A new version of Windows always brings its own challenges. There’s usually the struggle with the little things; icons, folder views, ID3 tags, hardware support and various other bear bugs. Windows 7 is no exception - this week on the battlefield it’ a solution to that newly emerging question - which codec’s are needed to play my media?
Well that depends entirely on what media formats you use in the first place. I opted for Matroska - the open standards format that’s trying to bring a little standardization and sense into this hectic world of codec’s, containers and patents. It’s not tied up into anyone’s technology (and therefore future), and it share my beliefs, that I can rip the crap out of anything I don’t want contained in a file I use to hold my media ;)
With that said, there’s just one problem - Windows never has, nor probably ever will support the Matroska format.
NoteThere's no real proof that Microsoft will never support Matroska - I just don't see it happening for a long time. Microsoft have invested too much in their own proprietary formats (wmv etc) to let a 'freebie' take over as the de facto - so I wouldn't hold your breath.
To view Matroska MKV files on Windows 7, I find it easier to use a codec pack. They get a lot of bad press for being bloated and overly complicated, but in reality - I find them by far the easiest way to get the right audio\video decoders installed properly with minimal hassle.
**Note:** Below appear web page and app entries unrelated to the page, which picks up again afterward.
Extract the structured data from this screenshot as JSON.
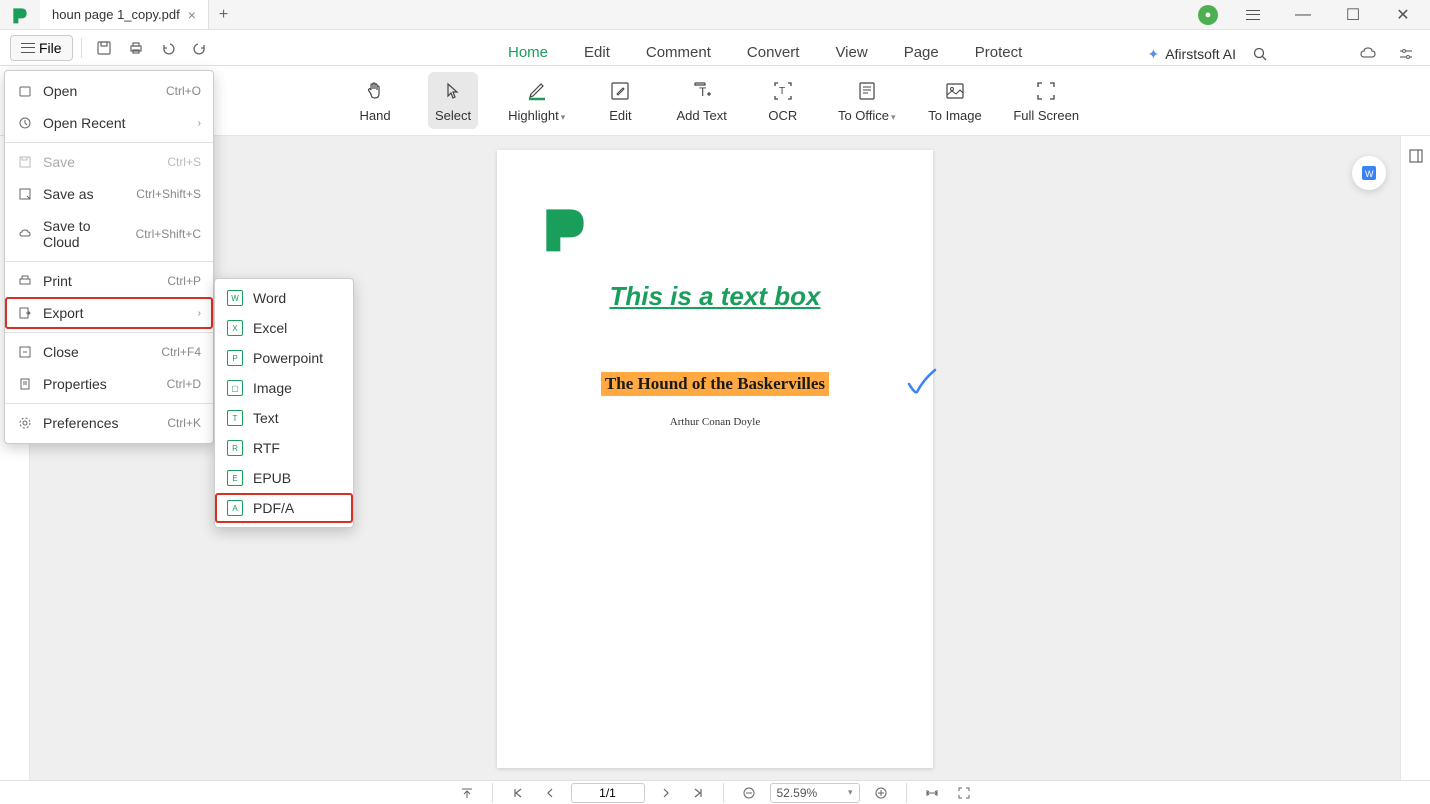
{
  "titlebar": {
    "tab_name": "houn page 1_copy.pdf"
  },
  "toolbar": {
    "file_label": "File"
  },
  "menu_tabs": {
    "home": "Home",
    "edit": "Edit",
    "comment": "Comment",
    "convert": "Convert",
    "view": "View",
    "page": "Page",
    "protect": "Protect"
  },
  "ai": {
    "label": "Afirstsoft AI"
  },
  "ribbon": {
    "hand": "Hand",
    "select": "Select",
    "highlight": "Highlight",
    "edit": "Edit",
    "add_text": "Add Text",
    "ocr": "OCR",
    "to_office": "To Office",
    "to_image": "To Image",
    "full_screen": "Full Screen"
  },
  "file_menu": {
    "open": {
      "label": "Open",
      "shortcut": "Ctrl+O"
    },
    "open_recent": {
      "label": "Open Recent"
    },
    "save": {
      "label": "Save",
      "shortcut": "Ctrl+S"
    },
    "save_as": {
      "label": "Save as",
      "shortcut": "Ctrl+Shift+S"
    },
    "save_cloud": {
      "label": "Save to Cloud",
      "shortcut": "Ctrl+Shift+C"
    },
    "print": {
      "label": "Print",
      "shortcut": "Ctrl+P"
    },
    "export": {
      "label": "Export"
    },
    "close": {
      "label": "Close",
      "shortcut": "Ctrl+F4"
    },
    "properties": {
      "label": "Properties",
      "shortcut": "Ctrl+D"
    },
    "preferences": {
      "label": "Preferences",
      "shortcut": "Ctrl+K"
    }
  },
  "export_submenu": {
    "word": "Word",
    "excel": "Excel",
    "powerpoint": "Powerpoint",
    "image": "Image",
    "text": "Text",
    "rtf": "RTF",
    "epub": "EPUB",
    "pdfa": "PDF/A"
  },
  "document": {
    "textbox": "This is a text box",
    "title": "The Hound of the Baskervilles",
    "author": "Arthur Conan Doyle"
  },
  "status": {
    "page": "1/1",
    "zoom": "52.59%"
  }
}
But just as there are multiple decoders for file formats - there are also multiple codec packs.
After doing quite a bit of research, I narrowed down my Windows 7 codec pack choice to the following:
I tried each of the above on a clean Windows 7 64-bit installation. It’s important to note the differences in 64-bit installations of Windows, the golden rule being:
On Windows 7 64-bit by default - Windows Media Player runs as a 32-bit application, while Media Center runs as a 64-bit application.
This is absolutely vital to understand as many codec packs come in two flavours, 32-bit and 64-bit. The 32-bit codec packs alone will not be enough to run Media Center!</p>
With that said, DivX was the only pack to include both sets of decoders in the installation, I installed the pack from the link above using just the standard Windows installer, which allowed both Media Player and Media Center to play MKV files, however the DivX codec pack had little support on Windows 7 for the AC-3 audio encoder, and therefore failed to play audio on some files.
Next up with K-Lite. I’d heard good things, and the installation proved easy. You’ll need to download two separate installers, one for 32-bit and one for 64-bit. In these cases it’s usually best to install the 32-bit installer first.
Again K-Lite worked well, and both my 32-bit Media Player and 64-bit Media Center worked OK, with only a couple of glitches. Media Center was unable to determine the length of MKV files (although Media Player was), creating thumbnails in Media Center seemed a little problematic and finally - the strangest quirk - Media Player wouldn’t see the MKV files in the ‘File’ -> ‘Open’ dialog, but would still play them if loaded from Windows Explorer.
Finally - I tried Shark007 - just to see how it compared. Again I had to download both a 32-bit and 64-bit installer, after which, both players read MKV files fine. Media Center suffered the same pitfall as it did with K-Lite - it couldn’t determine the full length of MKV videos, but the other two quirks had gone! Media Player had thumbnails, and I could directly open files!
With this in mind, I settled for Shark007 for my Windows 7 64-bit codec pack. It’s been working fine so far. Each have their bugs, but it’s new territory and development is a constant effort.
You can download the Shark007 Codec pack for Windows 7 64-bit from http://shark007.net.